It should be so obvious that a person’s skin color is only a small part of who they are. It should be equally obvious that a person’s cultural background is only a very small part of their potential skill set, intelligence, success or failure.
Perhaps we use these labels because they are easier. After all, we could just as easily label people as blue, brown, or green-eyed as we do white or black. In fact, Jewish tradition does this as well; though the Torah does not call a women a niddah or a man a ba’al keri, the Mishnah clearly does, maybe because it makes the conversation too laborious to have to explain them in truer fashion. But the Torah is clearly suggesting and perhaps we are meant to infer, that such labeling is problematic.

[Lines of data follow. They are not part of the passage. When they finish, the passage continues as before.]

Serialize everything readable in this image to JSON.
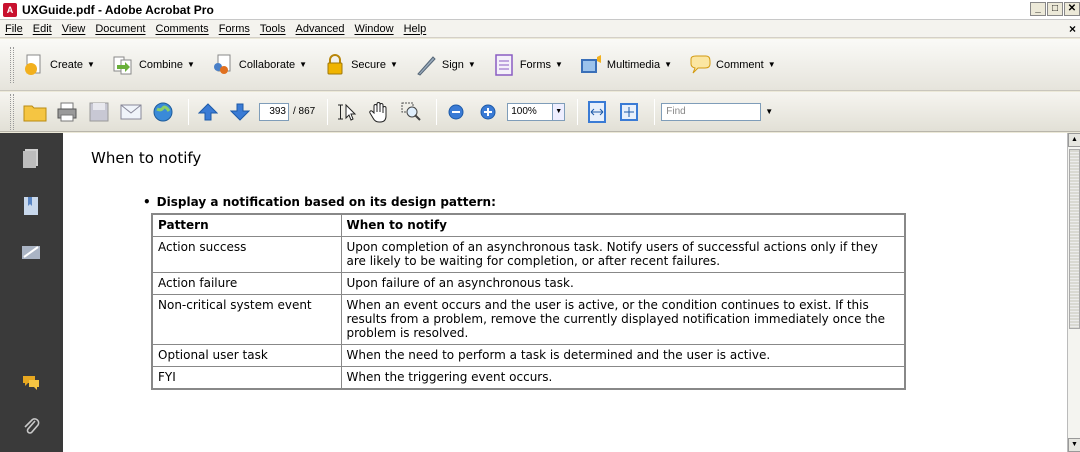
{
  "window": {
    "title": "UXGuide.pdf - Adobe Acrobat Pro",
    "min": "_",
    "max": "□",
    "close": "✕"
  },
  "menu": [
    "File",
    "Edit",
    "View",
    "Document",
    "Comments",
    "Forms",
    "Tools",
    "Advanced",
    "Window",
    "Help"
  ],
  "menu_close": "×",
  "tasks": [
    {
      "label": "Create",
      "icon": "create-icon"
    },
    {
      "label": "Combine",
      "icon": "combine-icon"
    },
    {
      "label": "Collaborate",
      "icon": "collaborate-icon"
    },
    {
      "label": "Secure",
      "icon": "lock-icon"
    },
    {
      "label": "Sign",
      "icon": "pen-icon"
    },
    {
      "label": "Forms",
      "icon": "forms-icon"
    },
    {
      "label": "Multimedia",
      "icon": "multimedia-icon"
    },
    {
      "label": "Comment",
      "icon": "comment-icon"
    }
  ],
  "nav": {
    "page_current": "393",
    "page_total": "/ 867",
    "zoom": "100%",
    "find_placeholder": "Find"
  },
  "doc": {
    "heading": "When to notify",
    "bullet": "Display a notification based on its design pattern:",
    "table": {
      "headers": [
        "Pattern",
        "When to notify"
      ],
      "rows": [
        [
          "Action success",
          "Upon completion of an asynchronous task. Notify users of successful actions only if they are likely to be waiting for completion, or after recent failures."
        ],
        [
          "Action failure",
          "Upon failure of an asynchronous task."
        ],
        [
          "Non-critical system event",
          "When an event occurs and the user is active, or the condition continues to exist. If this results from a problem, remove the currently displayed notification immediately once the problem is resolved."
        ],
        [
          "Optional user task",
          "When the need to perform a task is determined and the user is active."
        ],
        [
          "FYI",
          "When the triggering event occurs."
        ]
      ]
    }
  },
  "colors": {
    "left_panel": "#3a3a3a",
    "acrobat_red": "#c8102e",
    "nav_blue": "#3a7bd5"
  }
}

Indeed, Jewish tradition wants us to differentiate between the person, and their actions. A great example of this appears in Pirkei Avot (1:6-7) in the teachings of Rabbis Yehoshua ben Perachia and Nitai Ha’Arbeli. Rabbi Yehoshua ben Perachia says we should judge every person meritoriously; always assume the best about every person. Nitai Ha’Arbeli says we should distance ourselves from a wicked neighbor. But if we are meant to assume the best about everyone, how would one ever have a wicked neighbor?
Rabbi Shamshon Raphael Hirsch explains that we should not judge the person; we should only judge their actions. An action can be wicked, but who are we to determine the totality of a person as wicked? Only G-d can make such judgments. By labeling the person’s actions as impure, rather than defining them, we learn to be more careful in labeling people.
Which returns to our original question: why here, on the day he becomes purified, is the person struggling to leave his tzara’at behind labeled and defined as a metzora?
There are two types of instances in which a person becomes tameh, impure. In one type of event, an external factor renders a person impure, but the source of impurity is external to themselves. The best example of this is, of course, contact with death. A person who comes in contact with a dead body becomes impure, but the impurity came from an external source.
Here, in our portion of Metzora, we are dealing with impurity contracted from within one’s own body. The ultimate example of becoming impure from the inside out is the metzora. The Talmud (Erchin 16a) lists the seven transgressions for which a person would be afflicted with tzara’at, the greatest of which seems to be slander. This is by definition a transgression that comes closest to changing who a person is.
And maybe the reason the Torah labels such a person a metzora as he is purified is to remind us that such behavior, which stems from something warped and imbalanced deep inside, does not simply leave when the person repents. It leaves a residue that is much harder to erase.
In the DP camp, Rav Oshry ruled that the chazan in question, despite having been a kapo, could, under the circumstances, lead Rosh Hashanah prayers. Being a kapo was something he did, but he had the capacity to decide that it would not be who he was — as do we all.
Shabbat shalom from Jerusalem.